Provided material:
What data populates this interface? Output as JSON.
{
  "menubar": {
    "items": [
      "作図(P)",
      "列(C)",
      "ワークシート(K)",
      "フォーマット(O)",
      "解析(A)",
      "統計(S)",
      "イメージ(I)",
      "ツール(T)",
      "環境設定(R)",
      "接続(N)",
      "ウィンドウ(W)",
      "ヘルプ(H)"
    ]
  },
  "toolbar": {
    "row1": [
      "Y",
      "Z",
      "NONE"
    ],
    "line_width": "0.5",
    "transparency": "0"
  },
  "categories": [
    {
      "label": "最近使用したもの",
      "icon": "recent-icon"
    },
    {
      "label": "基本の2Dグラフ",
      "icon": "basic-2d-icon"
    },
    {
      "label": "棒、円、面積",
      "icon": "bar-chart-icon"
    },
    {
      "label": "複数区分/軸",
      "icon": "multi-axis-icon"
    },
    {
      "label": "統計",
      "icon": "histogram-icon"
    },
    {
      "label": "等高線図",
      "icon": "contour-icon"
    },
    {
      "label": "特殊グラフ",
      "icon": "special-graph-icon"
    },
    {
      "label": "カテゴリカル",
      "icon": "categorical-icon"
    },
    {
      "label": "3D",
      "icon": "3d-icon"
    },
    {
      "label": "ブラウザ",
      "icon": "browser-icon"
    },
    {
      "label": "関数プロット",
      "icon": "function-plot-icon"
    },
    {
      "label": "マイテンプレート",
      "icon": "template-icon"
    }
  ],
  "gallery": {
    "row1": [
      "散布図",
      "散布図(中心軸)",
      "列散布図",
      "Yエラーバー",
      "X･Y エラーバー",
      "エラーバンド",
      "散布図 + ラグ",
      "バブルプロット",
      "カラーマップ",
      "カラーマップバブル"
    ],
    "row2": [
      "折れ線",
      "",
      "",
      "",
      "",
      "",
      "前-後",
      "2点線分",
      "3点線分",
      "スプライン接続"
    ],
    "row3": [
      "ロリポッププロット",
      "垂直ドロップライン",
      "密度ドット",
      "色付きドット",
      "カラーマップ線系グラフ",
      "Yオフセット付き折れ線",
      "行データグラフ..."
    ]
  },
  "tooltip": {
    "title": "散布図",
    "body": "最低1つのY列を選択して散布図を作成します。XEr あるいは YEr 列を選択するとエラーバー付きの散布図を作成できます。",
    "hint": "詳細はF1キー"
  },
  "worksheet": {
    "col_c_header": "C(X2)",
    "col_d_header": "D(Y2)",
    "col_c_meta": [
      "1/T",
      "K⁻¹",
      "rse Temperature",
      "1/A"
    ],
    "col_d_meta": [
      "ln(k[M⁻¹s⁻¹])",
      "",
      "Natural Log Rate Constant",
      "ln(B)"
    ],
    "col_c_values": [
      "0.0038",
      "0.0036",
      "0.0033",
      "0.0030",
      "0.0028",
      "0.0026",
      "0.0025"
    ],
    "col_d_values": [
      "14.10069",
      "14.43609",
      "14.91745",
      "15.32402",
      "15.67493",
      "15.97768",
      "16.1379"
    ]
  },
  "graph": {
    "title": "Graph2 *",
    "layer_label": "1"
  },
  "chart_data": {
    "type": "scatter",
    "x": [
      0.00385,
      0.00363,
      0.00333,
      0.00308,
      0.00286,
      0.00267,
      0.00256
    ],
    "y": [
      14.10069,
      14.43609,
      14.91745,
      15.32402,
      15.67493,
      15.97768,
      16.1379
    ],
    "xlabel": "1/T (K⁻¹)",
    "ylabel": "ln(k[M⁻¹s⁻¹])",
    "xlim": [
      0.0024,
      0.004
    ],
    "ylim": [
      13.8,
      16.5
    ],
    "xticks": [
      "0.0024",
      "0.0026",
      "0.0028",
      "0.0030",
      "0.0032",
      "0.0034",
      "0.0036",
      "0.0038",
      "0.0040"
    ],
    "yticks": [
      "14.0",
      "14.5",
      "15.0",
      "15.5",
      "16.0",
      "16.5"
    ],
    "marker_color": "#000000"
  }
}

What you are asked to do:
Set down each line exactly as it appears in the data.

Result of this exercise:
What data populates this interface? Output as JSON.
{
  "menubar": {
    "items": [
      "作図(P)",
      "列(C)",
      "ワークシート(K)",
      "フォーマット(O)",
      "解析(A)",
      "統計(S)",
      "イメージ(I)",
      "ツール(T)",
      "環境設定(R)",
      "接続(N)",
      "ウィンドウ(W)",
      "ヘルプ(H)"
    ]
  },
  "toolbar": {
    "row1": [
      "Y",
      "Z",
      "NONE"
    ],
    "line_width": "0.5",
    "transparency": "0"
  },
  "categories": [
    {
      "label": "最近使用したもの",
      "icon": "recent-icon"
    },
    {
      "label": "基本の2Dグラフ",
      "icon": "basic-2d-icon"
    },
    {
      "label": "棒、円、面積",
      "icon": "bar-chart-icon"
    },
    {
      "label": "複数区分/軸",
      "icon": "multi-axis-icon"
    },
    {
      "label": "統計",
      "icon": "histogram-icon"
    },
    {
      "label": "等高線図",
      "icon": "contour-icon"
    },
    {
      "label": "特殊グラフ",
      "icon": "special-graph-icon"
    },
    {
      "label": "カテゴリカル",
      "icon": "categorical-icon"
    },
    {
      "label": "3D",
      "icon": "3d-icon"
    },
    {
      "label": "ブラウザ",
      "icon": "browser-icon"
    },
    {
      "label": "関数プロット",
      "icon": "function-plot-icon"
    },
    {
      "label": "マイテンプレート",
      "icon": "template-icon"
    }
  ],
  "gallery": {
    "row1": [
      "散布図",
      "散布図(中心軸)",
      "列散布図",
      "Yエラーバー",
      "X･Y エラーバー",
      "エラーバンド",
      "散布図 + ラグ",
      "バブルプロット",
      "カラーマップ",
      "カラーマップバブル"
    ],
    "row2": [
      "折れ線",
      "",
      "",
      "",
      "",
      "",
      "前-後",
      "2点線分",
      "3点線分",
      "スプライン接続"
    ],
    "row3": [
      "ロリポッププロット",
      "垂直ドロップライン",
      "密度ドット",
      "色付きドット",
      "カラーマップ線系グラフ",
      "Yオフセット付き折れ線",
      "行データグラフ..."
    ]
  },
  "tooltip": {
    "title": "散布図",
    "body": "最低1つのY列を選択して散布図を作成します。XEr あるいは YEr 列を選択するとエラーバー付きの散布図を作成できます。",
    "hint": "詳細はF1キー"
  },
  "worksheet": {
    "col_c_header": "C(X2)",
    "col_d_header": "D(Y2)",
    "col_c_meta": [
      "1/T",
      "K⁻¹",
      "rse Temperature",
      "1/A"
    ],
    "col_d_meta": [
      "ln(k[M⁻¹s⁻¹])",
      "",
      "Natural Log Rate Constant",
      "ln(B)"
    ],
    "col_c_values": [
      "0.0038",
      "0.0036",
      "0.0033",
      "0.0030",
      "0.0028",
      "0.0026",
      "0.0025"
    ],
    "col_d_values": [
      "14.10069",
      "14.43609",
      "14.91745",
      "15.32402",
      "15.67493",
      "15.97768",
      "16.1379"
    ]
  },
  "graph": {
    "title": "Graph2 *",
    "layer_label": "1"
  },
  "chart_data": {
    "type": "scatter",
    "x": [
      0.00385,
      0.00363,
      0.00333,
      0.00308,
      0.00286,
      0.00267,
      0.00256
    ],
    "y": [
      14.10069,
      14.43609,
      14.91745,
      15.32402,
      15.67493,
      15.97768,
      16.1379
    ],
    "xlabel": "1/T (K⁻¹)",
    "ylabel": "ln(k[M⁻¹s⁻¹])",
    "xlim": [
      0.0024,
      0.004
    ],
    "ylim": [
      13.8,
      16.5
    ],
    "xticks": [
      "0.0024",
      "0.0026",
      "0.0028",
      "0.0030",
      "0.0032",
      "0.0034",
      "0.0036",
      "0.0038",
      "0.0040"
    ],
    "yticks": [
      "14.0",
      "14.5",
      "15.0",
      "15.5",
      "16.0",
      "16.5"
    ],
    "marker_color": "#000000"
  }
}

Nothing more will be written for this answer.